Early on in their investigation, Boulder police pursued the possibility that JonBenét had been sexually abused prior to the night of her murder. Search warrant affidavits indicated they searched the Ramsey household for evidence of pornography, but found no such evidence.

Although Boulder police detectives noted credibility problems in the woman's statements, Boulder County District Attorney Alex Hunter

pushed for a full investigation, saying witnesses who may have memory problems from past abuse should not automatically be discounted.

The FBI also has interviewed the woman, who is now in hiding.

The woman's therapist, Mary Bienkowski, stands behind her client's statements, saying police need to investigate the claims to determine their legitimacy. Bienkowski has declined to respond to Boulder police detectives' repeated requests for interviews.
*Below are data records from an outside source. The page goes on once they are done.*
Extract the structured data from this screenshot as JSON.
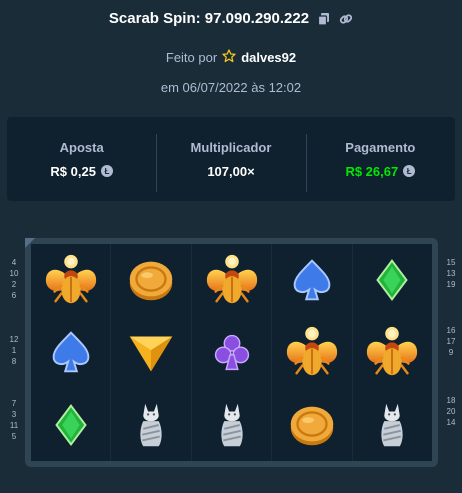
{
  "header": {
    "title": "Scarab Spin: 97.090.290.222",
    "copy_icon": "copy-icon",
    "link_icon": "link-icon"
  },
  "meta": {
    "made_by": "Feito por",
    "user": "dalves92",
    "date": "em 06/07/2022 às 12:02"
  },
  "stats": {
    "bet_label": "Aposta",
    "bet_value": "R$ 0,25",
    "multiplier_label": "Multiplicador",
    "multiplier_value": "107,00×",
    "payout_label": "Pagamento",
    "payout_value": "R$ 26,67",
    "currency_icon": "litecoin-icon",
    "win_color": "#00e701"
  },
  "board": {
    "reels": [
      [
        "scarab",
        "spade",
        "diamond"
      ],
      [
        "coin",
        "triangle",
        "cat"
      ],
      [
        "scarab",
        "club",
        "cat"
      ],
      [
        "spade",
        "scarab",
        "coin"
      ],
      [
        "diamond",
        "scarab",
        "cat"
      ]
    ],
    "paylines_left": [
      [
        "4",
        "10",
        "2",
        "6"
      ],
      [
        "12",
        "1",
        "8"
      ],
      [
        "7",
        "3",
        "11",
        "5"
      ]
    ],
    "paylines_right": [
      [
        "15",
        "13",
        "19"
      ],
      [
        "16",
        "17",
        "9"
      ],
      [
        "18",
        "20",
        "14"
      ]
    ]
  }
}
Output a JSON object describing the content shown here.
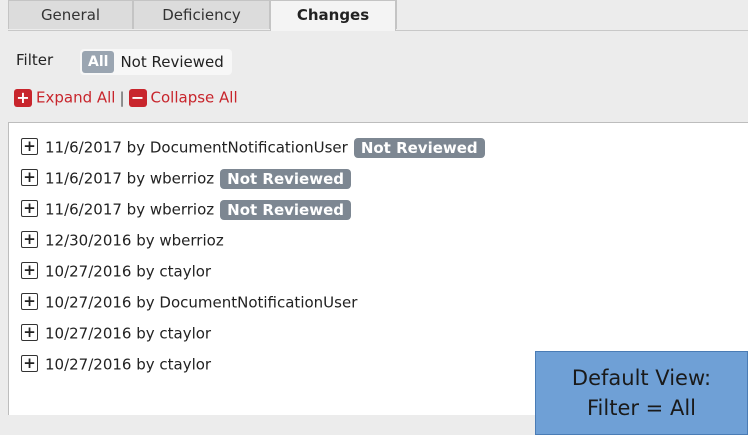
{
  "tabs": [
    {
      "label": "General"
    },
    {
      "label": "Deficiency"
    },
    {
      "label": "Changes"
    }
  ],
  "filter": {
    "label": "Filter",
    "options": [
      "All",
      "Not Reviewed"
    ],
    "selected": "All"
  },
  "actions": {
    "expand_label": "Expand All",
    "separator": "|",
    "collapse_label": "Collapse All"
  },
  "changes": [
    {
      "text": "11/6/2017 by DocumentNotificationUser",
      "badge": "Not Reviewed"
    },
    {
      "text": "11/6/2017 by wberrioz",
      "badge": "Not Reviewed"
    },
    {
      "text": "11/6/2017 by wberrioz",
      "badge": "Not Reviewed"
    },
    {
      "text": "12/30/2016 by wberrioz",
      "badge": ""
    },
    {
      "text": "10/27/2016 by ctaylor",
      "badge": ""
    },
    {
      "text": "10/27/2016 by DocumentNotificationUser",
      "badge": ""
    },
    {
      "text": "10/27/2016 by ctaylor",
      "badge": ""
    },
    {
      "text": "10/27/2016 by ctaylor",
      "badge": ""
    }
  ],
  "callout": {
    "line1": "Default View:",
    "line2": "Filter = All"
  },
  "colors": {
    "accent_red": "#c8252c",
    "badge_gray": "#7d8792",
    "callout_blue": "#6fa0d6"
  },
  "icons": {
    "expand": "plus-square-icon",
    "collapse": "minus-square-icon",
    "row_toggle": "plus-box-icon"
  }
}
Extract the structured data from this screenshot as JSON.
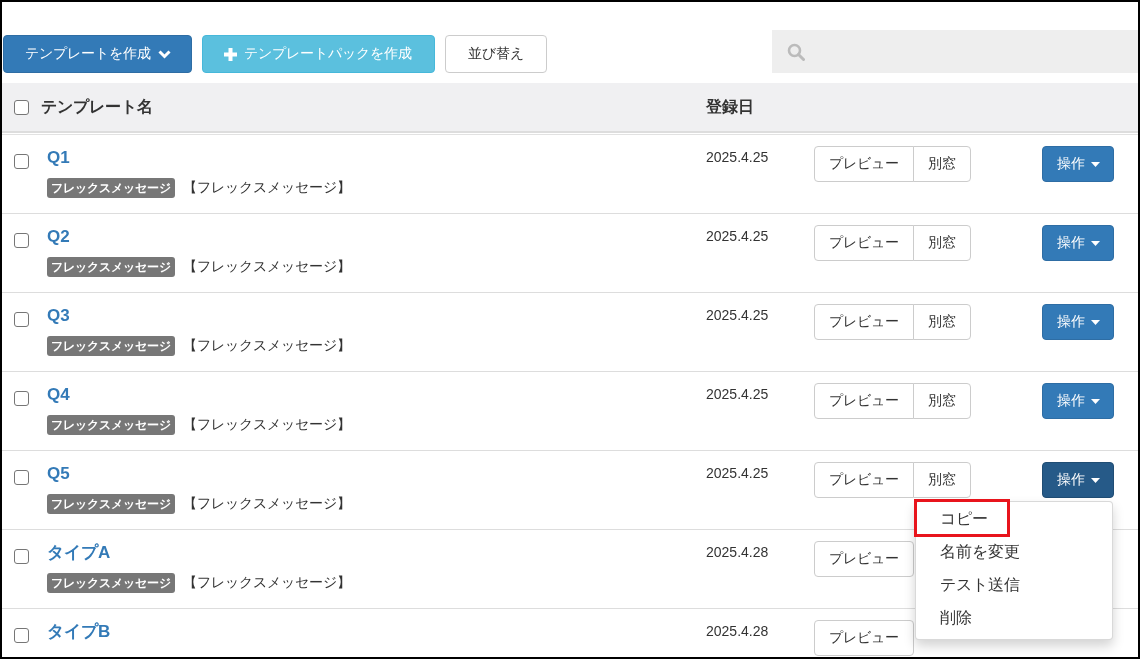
{
  "toolbar": {
    "buttons": [
      {
        "kind": "dropdown",
        "label": "テンプレートを作成"
      },
      {
        "kind": "add",
        "label": "テンプレートパックを作成"
      },
      {
        "kind": "plain",
        "label": "並び替え"
      }
    ],
    "search": true
  },
  "table": {
    "header": {
      "checked": false,
      "columns": [
        "テンプレート名",
        "登録日"
      ]
    },
    "rows": [
      {
        "checked": false,
        "name": "Q1",
        "badge": "フレックスメッセージ",
        "description": "【フレックスメッセージ】",
        "date": "2025.4.25",
        "buttons": [
          "プレビュー",
          "別窓"
        ],
        "actions": {
          "label": "操作",
          "open": false
        }
      },
      {
        "checked": false,
        "name": "Q2",
        "badge": "フレックスメッセージ",
        "description": "【フレックスメッセージ】",
        "date": "2025.4.25",
        "buttons": [
          "プレビュー",
          "別窓"
        ],
        "actions": {
          "label": "操作",
          "open": false
        }
      },
      {
        "checked": false,
        "name": "Q3",
        "badge": "フレックスメッセージ",
        "description": "【フレックスメッセージ】",
        "date": "2025.4.25",
        "buttons": [
          "プレビュー",
          "別窓"
        ],
        "actions": {
          "label": "操作",
          "open": false
        }
      },
      {
        "checked": false,
        "name": "Q4",
        "badge": "フレックスメッセージ",
        "description": "【フレックスメッセージ】",
        "date": "2025.4.25",
        "buttons": [
          "プレビュー",
          "別窓"
        ],
        "actions": {
          "label": "操作",
          "open": false
        }
      },
      {
        "checked": false,
        "name": "Q5",
        "badge": "フレックスメッセージ",
        "description": "【フレックスメッセージ】",
        "date": "2025.4.25",
        "buttons": [
          "プレビュー",
          "別窓"
        ],
        "actions": {
          "label": "操作",
          "open": true,
          "menu": [
            {
              "label": "コピー",
              "highlighted": true
            },
            {
              "label": "名前を変更",
              "highlighted": false
            },
            {
              "label": "テスト送信",
              "highlighted": false
            },
            {
              "label": "削除",
              "highlighted": false
            }
          ]
        }
      },
      {
        "checked": false,
        "name": "タイプA",
        "badge": "フレックスメッセージ",
        "description": "【フレックスメッセージ】",
        "date": "2025.4.28",
        "buttons": [
          "プレビュー"
        ]
      },
      {
        "checked": false,
        "name": "タイプB",
        "date": "2025.4.28",
        "buttons": [
          "プレビュー"
        ]
      }
    ]
  }
}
Boulder Police Chief Mark Beckner

said Saturday three detectives are still working on verifying the woman's information. He declined to comment further, saying too much information about the investigation has already been made public.

Boulder attorney Lee Hill, who represents the woman, said his client acknowledges making reports to local authorities that have not been followed up. But the woman denies that her reports were false, Hill said.

She could not be reached for comment Saturday.

"They have refused to believe her," Hill said of California law enforcement officials. "This is part of the reason she is seeking a more objective law enforcement agency's review."

Hill also responded to one San Luis Obispo deputy's remark that the woman is considered a "fruit loop" by officers here.

"What they said is absolutely offensive," Hill said. "That underlines the problem with that law enforcement agency."

Hill said part of the woman's troubles stem from the fact that "some of the people that she complains of have a lot of power and influence.

Contact at (303) 473-1355 or [email protected]